One evening, I stumbled home from work at 10:30 p.m., exhausted and fighting a pounding headache. I staggered into my bedroom, sped through a bedtime routine and melted into bed. A few minutes later, my husband walked into my room and demanded, “Hey, when did you come home? Why didn’t you tell me you were home?” I wearily replied, “I was exhausted.” “You’re supposed to come find me,” he complained.
Was I detecting irritation in his voice? “Why are you getting mad? I was too tired to come find you,” I argued. He sounded both frustrated and a little wounded as he continued, “I was waiting for you to come home. I was looking forward to it, and then you just went to bed without even saying goodnight.” “I didn’t know that and I didn’t think you would care,” I called to the back of his head as he walked out the bedroom door contesting back, “Why would you think that? You always come find me. You’re supposed to come find me. Why would I not care?”
Wow. He really was annoyed (and hurt) over such a small thing, in my perception.

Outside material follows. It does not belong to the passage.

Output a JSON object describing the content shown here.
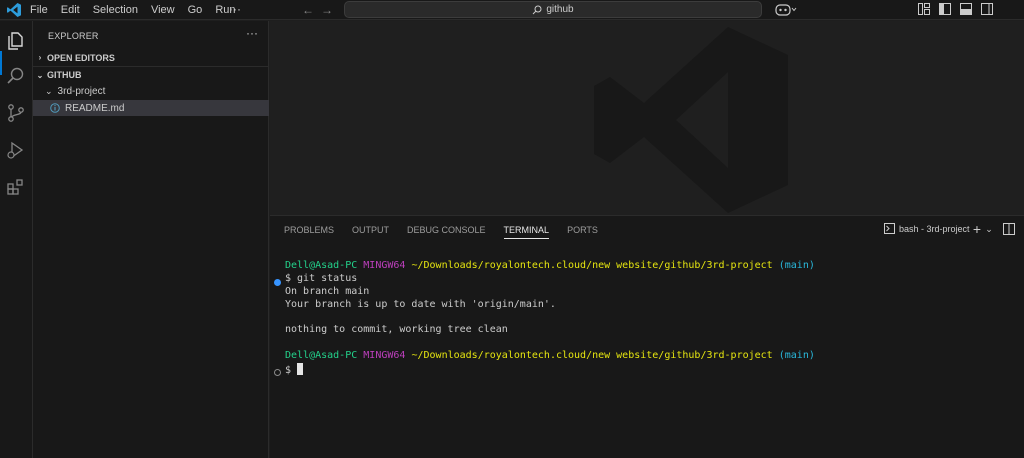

This is a typical example of how the microprocess in a marriage ritual can be rich with meaning.
Importance of Family Rituals
Marriage and family therapists have known for years how important rituals are in family life. Rituals are more than just routines—they are special routines that bring significance and meaning to events and people. In families, they serve several functions. Here are some:
- Rituals aid identity development. Shared rituals provide a sense of self in a particular context. The “we-ness,” of rituals actually gives people meaning for who they are and where they fit in the world.
- Rituals provide predictability and safety. Predictability and safety provide a secure attachment base which aids confidence to individuals in exploring the world.
- Rituals increase positive memories and happiness in families. Even though the stereotype of the dysfunctional family Thanksgiving dinner is a heavily promoted scenario, many if not most of these holidays contain positive memories which aid happiness.
- Rituals are protective. Family rituals have been associated with decreased anxiety and depression in children and with increased marital and familial relationship quality. They can be especially important in families where stability and structure are threatened, as in situations with a family member with a chronic illness.
Importance of Comings and Goings
Marital rituals are a subset of family rituals and provide similar functionality. Just like family rituals, there are different kinds: Holidays, weekly dates, bedtime routines, etc. What was reflected in my above example was a ritual of separation and coming together again. When a couple is separating, or rejoining with each other, there is embedded attachment significance, which is why it is so important. Saying goodbye or giving a spouse a kiss when you leave the house is a way of saying, “I will miss you, but I will keep you with me mentally while we are apart. You matter to me.” Finding a spouse when you come back home again is a way of signaling, “I missed you.” It’s communicating that, “We are important together.” It is the key to reconnecting after a physical disconnection. My husband was wounded in a small way when I didn’t come find him because in part, it seemed like I didn’t care if I saw him and connected with him. It was a mini-rejection.
Marital researcher John Gottman asserts that the first few moments of a couple reuniting after a separation are key in strengthening marital identity. Reaching out to find a spouse to reconnect upon arriving home has the potential to set the relationship on a positive trajectory.
People might be surprised at how often couples argue about bedtime. In my clinical experience, a common point of contention is a marriage in which one partner wants to go to bed together and the other partner stays up or goes to bed earlier. This isn’t primarily about sex (although that can be part of it)—it’s primarily about a sense of togetherness. Some individuals protest the ongoing disconnection in the relationship that is maintained by differing bedtime schedules.
It’s probably not surprising that frequently, dissimilar bedtimes can be associated with lower marital quality, or that highly distressed couples are often not even sharing a bedroom.
“Lucy, I’m Home!”
One of the most iconic lines in TV land is Ricky Ricardo’s Cuban-accented, “Lucy, I’m home!” from the famous I Love Lucy 1950’s television series. It has been referenced in modern media pop-culture, like in the ever popular Gilmore Girls.
I might be a simplistic optimist, but I actually believe that if more spouses followed Desi Arnaz’ example and bellowed, “(insert spouse name), I’m HOME,” we might actually see an increase in positive marital connection. With or without the charming Cuban accent. The flowers in the attached photo are also a nice touch–just sayin’.
However, if I had used Desi’s line in my aforementioned story, I wouldn’t have that awesome example to show how I completely sabotaged my own relationship connection. I, the marriage therapist, after spending an evening meeting with couples, had underestimated the importance of a small connection ritual.
Family rituals in married couples: Links with attachment, relationship quality, and closeness. Crespo, Carla; Davide, Isabel N.; Costa, M. Emilia; Fletcher, Garth J. O., 2008, Personal Relationships, volume 15, issue 2, starting on page 191
Photo credit: Copyright: flairmicro / 123RF Stock Photo